The cemetery under investigation is is known as Campochiaro, and is located in Molise. It dates from the 6th to 8th centuries CE, and consists of two primary burial areas: Morrione and Vicenne, although only the former was investigated further in this analysis. While there is no known settlement attached to the burial site, this lack of settlement suggests that the population was semi-nomadic. Further, there are abundant artifacts which argue for the site to be part of a multi-cultural barbarian population. The artifacts can be attributed to the Lombards, Avars, and a number of nomadic Asian populations. This is further supported by the variation in grave goods, and burial layouts. In this time period, central Italy was the site of territory conflict between the Lombards and the Byzantine army. Therefore, Rubini and Zaio (2011) argue that the individuals in the Campochiaro area may have been part of a military outpost built to protect and control the border.

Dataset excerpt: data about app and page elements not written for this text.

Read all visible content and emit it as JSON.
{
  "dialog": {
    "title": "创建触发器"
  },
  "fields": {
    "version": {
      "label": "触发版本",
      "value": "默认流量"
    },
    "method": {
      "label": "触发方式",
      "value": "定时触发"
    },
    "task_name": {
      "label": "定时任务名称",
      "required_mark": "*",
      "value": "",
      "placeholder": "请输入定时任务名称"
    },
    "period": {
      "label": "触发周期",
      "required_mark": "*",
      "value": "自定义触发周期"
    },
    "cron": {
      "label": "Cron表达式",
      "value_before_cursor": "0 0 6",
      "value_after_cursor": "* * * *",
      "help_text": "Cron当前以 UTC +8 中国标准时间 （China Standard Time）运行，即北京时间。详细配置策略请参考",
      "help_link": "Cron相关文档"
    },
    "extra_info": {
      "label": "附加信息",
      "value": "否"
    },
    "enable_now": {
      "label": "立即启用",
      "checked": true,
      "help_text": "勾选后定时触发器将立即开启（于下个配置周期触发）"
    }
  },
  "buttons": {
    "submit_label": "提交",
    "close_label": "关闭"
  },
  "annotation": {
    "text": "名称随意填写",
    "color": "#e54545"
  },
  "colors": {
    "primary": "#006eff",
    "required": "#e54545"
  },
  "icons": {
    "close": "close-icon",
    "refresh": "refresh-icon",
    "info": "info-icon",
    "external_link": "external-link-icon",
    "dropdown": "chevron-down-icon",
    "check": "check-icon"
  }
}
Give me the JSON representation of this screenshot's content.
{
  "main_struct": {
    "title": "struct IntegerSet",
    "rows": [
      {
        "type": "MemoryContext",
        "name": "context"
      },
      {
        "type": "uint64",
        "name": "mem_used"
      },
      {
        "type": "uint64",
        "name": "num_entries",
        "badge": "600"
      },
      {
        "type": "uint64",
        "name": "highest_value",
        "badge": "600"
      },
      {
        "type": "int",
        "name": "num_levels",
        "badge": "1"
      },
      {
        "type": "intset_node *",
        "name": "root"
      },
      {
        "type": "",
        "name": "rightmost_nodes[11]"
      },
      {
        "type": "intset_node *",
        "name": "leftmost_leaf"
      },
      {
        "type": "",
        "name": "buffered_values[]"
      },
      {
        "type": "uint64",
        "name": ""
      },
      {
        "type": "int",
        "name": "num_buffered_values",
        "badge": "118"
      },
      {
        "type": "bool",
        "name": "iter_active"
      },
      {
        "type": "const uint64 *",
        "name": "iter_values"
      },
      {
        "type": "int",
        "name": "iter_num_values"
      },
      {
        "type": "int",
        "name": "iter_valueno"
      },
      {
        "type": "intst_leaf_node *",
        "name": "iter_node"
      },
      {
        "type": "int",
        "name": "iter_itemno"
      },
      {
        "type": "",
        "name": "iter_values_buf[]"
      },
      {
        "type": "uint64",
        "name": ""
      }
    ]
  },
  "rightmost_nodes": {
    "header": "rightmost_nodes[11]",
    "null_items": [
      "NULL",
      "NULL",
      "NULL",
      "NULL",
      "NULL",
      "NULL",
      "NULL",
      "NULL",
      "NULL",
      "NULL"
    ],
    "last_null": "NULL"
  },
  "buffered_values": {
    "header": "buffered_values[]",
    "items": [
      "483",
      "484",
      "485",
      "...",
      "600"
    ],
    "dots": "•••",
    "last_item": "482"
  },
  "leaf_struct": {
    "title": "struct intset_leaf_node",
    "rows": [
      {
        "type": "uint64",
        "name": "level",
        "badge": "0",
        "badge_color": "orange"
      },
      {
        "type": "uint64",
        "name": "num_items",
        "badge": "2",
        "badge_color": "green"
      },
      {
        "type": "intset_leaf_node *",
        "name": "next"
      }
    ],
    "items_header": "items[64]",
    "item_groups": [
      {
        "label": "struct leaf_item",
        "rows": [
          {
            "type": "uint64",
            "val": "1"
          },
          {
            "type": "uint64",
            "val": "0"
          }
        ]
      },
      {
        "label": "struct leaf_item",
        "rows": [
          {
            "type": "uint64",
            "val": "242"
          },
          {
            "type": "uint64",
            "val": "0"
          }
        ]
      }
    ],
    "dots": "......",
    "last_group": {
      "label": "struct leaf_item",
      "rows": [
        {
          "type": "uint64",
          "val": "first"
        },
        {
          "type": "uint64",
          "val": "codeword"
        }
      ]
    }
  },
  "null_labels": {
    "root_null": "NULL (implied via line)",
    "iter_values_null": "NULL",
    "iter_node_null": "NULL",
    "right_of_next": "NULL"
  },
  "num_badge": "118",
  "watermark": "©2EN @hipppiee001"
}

At the Morrilone cemetery, there were 234 graves were excavated. Of these, a few were selected for deeper investigation due to paleopathology. Grave 20 contained an older male, over 55 years. He was about 161 cm with mongoloid facial characteristics. He also had very pronounced muscle markers on his skeleton, which suggest he was engaged in activities like drawing a bow and riding a horse. He has a blunt force injury on the side of his skull at the parietal. The wound is healed, and has signs of medical treatment. This is typical of Avar warriors who were both fierce and good with medicine. Grave 102 also contained an older male, aged 50-55 years. He was 169 cm tall and had Adriatic facial characteristics. On his skull there was a healed slice through orbit and frontal bone suggesting sharp force trauma.
Grave 108, like the others, was an old male older than 50 years. He was 161 cm tall and his facial features were not clearly one type of ethnicity. He had a number of pathologies, including osteoarthritis in the spine and sharp force trauma to the fontal bone. He also had destruction of the facial bones and bony resorption of the nasal bones usually associated with rhinomaxillary syndrome and leprosy. There was also leprous destruction in the hands and feet. The disease would have been highly disabling due to loss of feeling and control in the appendages. However, there are stories of leprous barbarian kings battling through both foreigners despite their disease.

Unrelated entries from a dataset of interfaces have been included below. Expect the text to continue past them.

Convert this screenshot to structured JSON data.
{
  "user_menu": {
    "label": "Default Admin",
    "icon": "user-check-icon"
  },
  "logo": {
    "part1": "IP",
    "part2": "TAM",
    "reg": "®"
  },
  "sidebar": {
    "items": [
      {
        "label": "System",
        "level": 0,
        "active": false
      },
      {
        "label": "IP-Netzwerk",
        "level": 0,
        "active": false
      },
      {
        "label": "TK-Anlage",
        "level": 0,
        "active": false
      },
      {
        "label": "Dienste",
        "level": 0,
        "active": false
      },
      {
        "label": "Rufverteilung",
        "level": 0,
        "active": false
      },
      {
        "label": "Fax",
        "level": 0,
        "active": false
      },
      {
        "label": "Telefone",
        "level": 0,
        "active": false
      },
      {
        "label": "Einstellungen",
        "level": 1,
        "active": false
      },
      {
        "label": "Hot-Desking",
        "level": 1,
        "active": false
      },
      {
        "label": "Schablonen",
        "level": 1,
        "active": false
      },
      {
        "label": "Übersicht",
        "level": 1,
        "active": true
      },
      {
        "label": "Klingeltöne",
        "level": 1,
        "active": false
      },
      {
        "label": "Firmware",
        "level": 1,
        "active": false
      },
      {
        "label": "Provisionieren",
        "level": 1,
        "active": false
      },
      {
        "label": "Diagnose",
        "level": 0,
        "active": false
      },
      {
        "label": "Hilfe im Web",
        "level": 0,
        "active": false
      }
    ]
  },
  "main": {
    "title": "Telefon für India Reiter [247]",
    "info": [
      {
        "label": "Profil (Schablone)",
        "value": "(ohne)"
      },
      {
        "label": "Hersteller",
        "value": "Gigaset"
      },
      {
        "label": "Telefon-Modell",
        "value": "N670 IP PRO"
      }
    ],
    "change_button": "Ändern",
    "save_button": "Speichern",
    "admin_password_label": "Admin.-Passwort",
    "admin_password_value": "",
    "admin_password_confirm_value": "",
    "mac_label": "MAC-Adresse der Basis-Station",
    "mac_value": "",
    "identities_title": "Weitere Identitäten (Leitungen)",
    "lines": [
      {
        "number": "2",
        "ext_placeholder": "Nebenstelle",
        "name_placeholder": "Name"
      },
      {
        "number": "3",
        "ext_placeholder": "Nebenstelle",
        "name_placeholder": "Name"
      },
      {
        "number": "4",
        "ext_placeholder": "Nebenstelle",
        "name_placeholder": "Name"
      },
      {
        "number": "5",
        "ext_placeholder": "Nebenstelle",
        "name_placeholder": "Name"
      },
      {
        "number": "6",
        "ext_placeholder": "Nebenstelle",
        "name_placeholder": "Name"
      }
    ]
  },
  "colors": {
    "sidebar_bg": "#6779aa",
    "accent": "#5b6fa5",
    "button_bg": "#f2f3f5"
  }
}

Injuries by all are clearly related to conflict and not due to accident. This was determined by the authors due to the pattern of the injuries. The combination of blunt and sharp force trauma around the head is suggestive of warfare. This is further supported by the high number of weapons found in the graves, and the location. This evidence, combined with location and ethnic identity supports the author’s conclusion that this burial site belonged to a nomadic group on the borders of the Byzantine/Lombard-Avar lines.
What I like about this article was that the authors had an interpretation of the site as a warrior cemetery, and then went through each piece of evidence to show how they arrived at this conclusion. However, I’d like to know more about the entire cemetery and the rest of the population. We are given only a small snap shot of what the population contains, and it isn’t even a representative one. The sample contains individuals who are extremely similar, so we don’t know if they are good representations of the entire population. Knowing the age and sex distribution is important towards interpreting the site as a whole. Hopefully future articles will explore the site more fully.
Update: Check out Kristina Killgrove’s more in depth critique of this paper. It goes a lot deeper into the problems of racial typology (saying someone is mongoloid/adriatic) and the lack of clear cut evidence: Powered By Osteons– The Leper Warrior
Rubini and Zaio (2011). Warrior from the East: Skeletal eivdence of warfare from a Lonbard-Avar cemetery in Central Italy. In Journal of Archaeological Science 38.